- [TASK BRIEF]
The entries follow. Copy every line in which "description" appears.

====== TASK INPUT

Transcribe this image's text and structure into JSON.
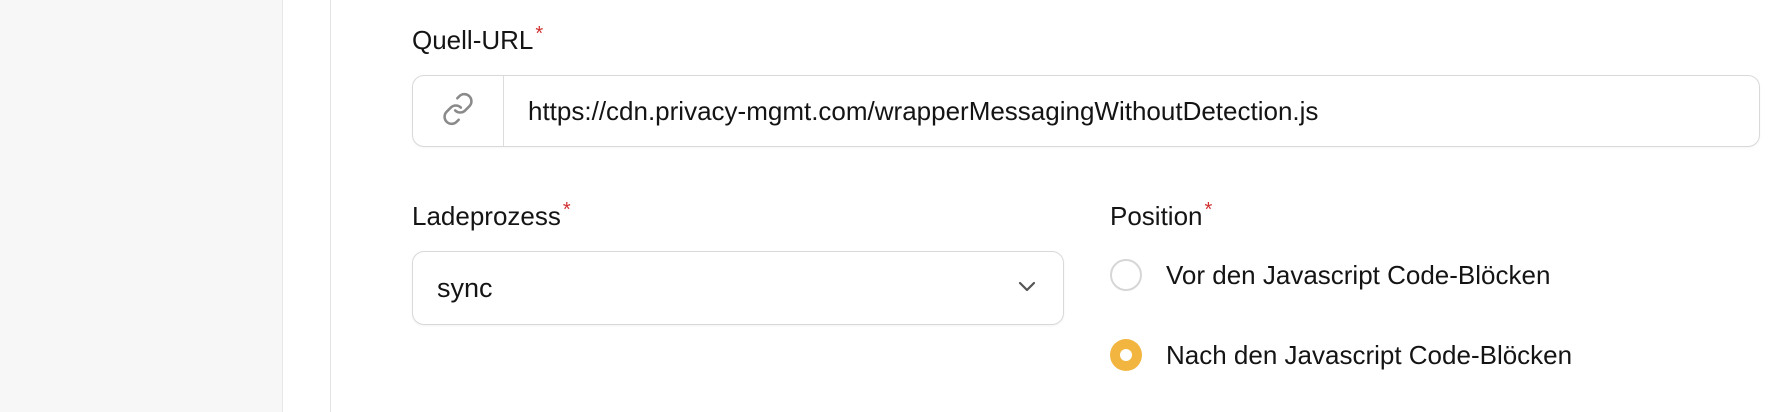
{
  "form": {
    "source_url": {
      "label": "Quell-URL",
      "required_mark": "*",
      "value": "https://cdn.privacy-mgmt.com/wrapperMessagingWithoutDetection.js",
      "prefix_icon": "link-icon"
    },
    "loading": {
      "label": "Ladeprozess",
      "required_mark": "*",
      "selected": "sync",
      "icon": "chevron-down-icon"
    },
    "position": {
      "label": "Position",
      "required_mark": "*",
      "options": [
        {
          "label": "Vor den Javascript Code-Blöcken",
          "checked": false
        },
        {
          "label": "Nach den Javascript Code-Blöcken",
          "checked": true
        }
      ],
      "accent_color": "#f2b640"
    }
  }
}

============
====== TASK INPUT

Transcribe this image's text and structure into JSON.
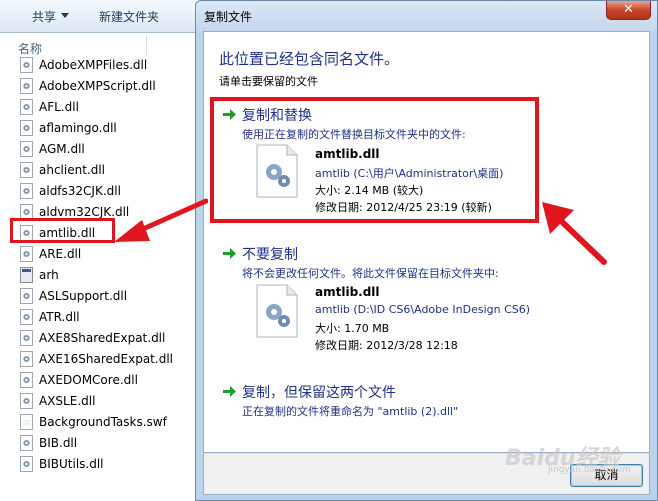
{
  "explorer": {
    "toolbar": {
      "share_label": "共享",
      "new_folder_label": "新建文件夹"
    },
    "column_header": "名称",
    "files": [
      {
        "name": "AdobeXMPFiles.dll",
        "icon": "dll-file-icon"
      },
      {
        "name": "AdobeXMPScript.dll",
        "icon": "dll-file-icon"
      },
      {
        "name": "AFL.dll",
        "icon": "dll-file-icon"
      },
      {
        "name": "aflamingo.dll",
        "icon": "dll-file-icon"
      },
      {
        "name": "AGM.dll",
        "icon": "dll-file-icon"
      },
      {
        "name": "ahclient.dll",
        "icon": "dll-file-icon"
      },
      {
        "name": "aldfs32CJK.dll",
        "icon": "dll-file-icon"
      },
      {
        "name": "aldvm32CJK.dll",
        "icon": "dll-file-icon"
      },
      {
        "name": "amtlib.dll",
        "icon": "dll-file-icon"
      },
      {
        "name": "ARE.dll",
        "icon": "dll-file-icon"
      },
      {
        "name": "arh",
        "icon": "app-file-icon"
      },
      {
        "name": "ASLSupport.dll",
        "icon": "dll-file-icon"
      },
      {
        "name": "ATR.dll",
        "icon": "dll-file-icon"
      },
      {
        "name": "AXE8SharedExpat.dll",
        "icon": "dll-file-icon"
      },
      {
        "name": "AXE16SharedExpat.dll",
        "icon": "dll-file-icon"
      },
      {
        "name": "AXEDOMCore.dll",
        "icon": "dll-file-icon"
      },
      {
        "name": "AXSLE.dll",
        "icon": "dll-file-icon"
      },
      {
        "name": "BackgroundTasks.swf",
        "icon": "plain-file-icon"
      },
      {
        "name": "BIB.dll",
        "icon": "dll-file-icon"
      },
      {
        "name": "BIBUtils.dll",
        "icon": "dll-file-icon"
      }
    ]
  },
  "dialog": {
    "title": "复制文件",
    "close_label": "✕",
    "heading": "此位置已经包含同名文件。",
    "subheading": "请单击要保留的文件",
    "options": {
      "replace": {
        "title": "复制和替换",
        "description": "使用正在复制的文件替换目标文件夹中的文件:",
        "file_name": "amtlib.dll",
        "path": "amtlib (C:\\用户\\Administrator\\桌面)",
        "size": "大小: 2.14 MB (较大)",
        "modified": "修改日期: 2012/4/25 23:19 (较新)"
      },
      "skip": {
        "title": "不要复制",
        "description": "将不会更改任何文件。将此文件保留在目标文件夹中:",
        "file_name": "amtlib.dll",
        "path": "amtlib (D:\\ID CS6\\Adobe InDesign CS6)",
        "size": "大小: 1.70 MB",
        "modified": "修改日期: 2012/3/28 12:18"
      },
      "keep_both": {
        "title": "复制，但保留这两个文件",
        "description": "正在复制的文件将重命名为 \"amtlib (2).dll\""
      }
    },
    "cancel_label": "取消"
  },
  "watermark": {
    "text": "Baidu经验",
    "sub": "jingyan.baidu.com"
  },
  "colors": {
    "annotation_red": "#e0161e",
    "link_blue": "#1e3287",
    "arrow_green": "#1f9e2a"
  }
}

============

- [TASK SOLUTION]
        "description": "使用正在复制的文件替换目标文件夹中的文件:",
        "description": "将不会更改任何文件。将此文件保留在目标文件夹中:",
        "description": "正在复制的文件将重命名为 \"amtlib (2).dll\""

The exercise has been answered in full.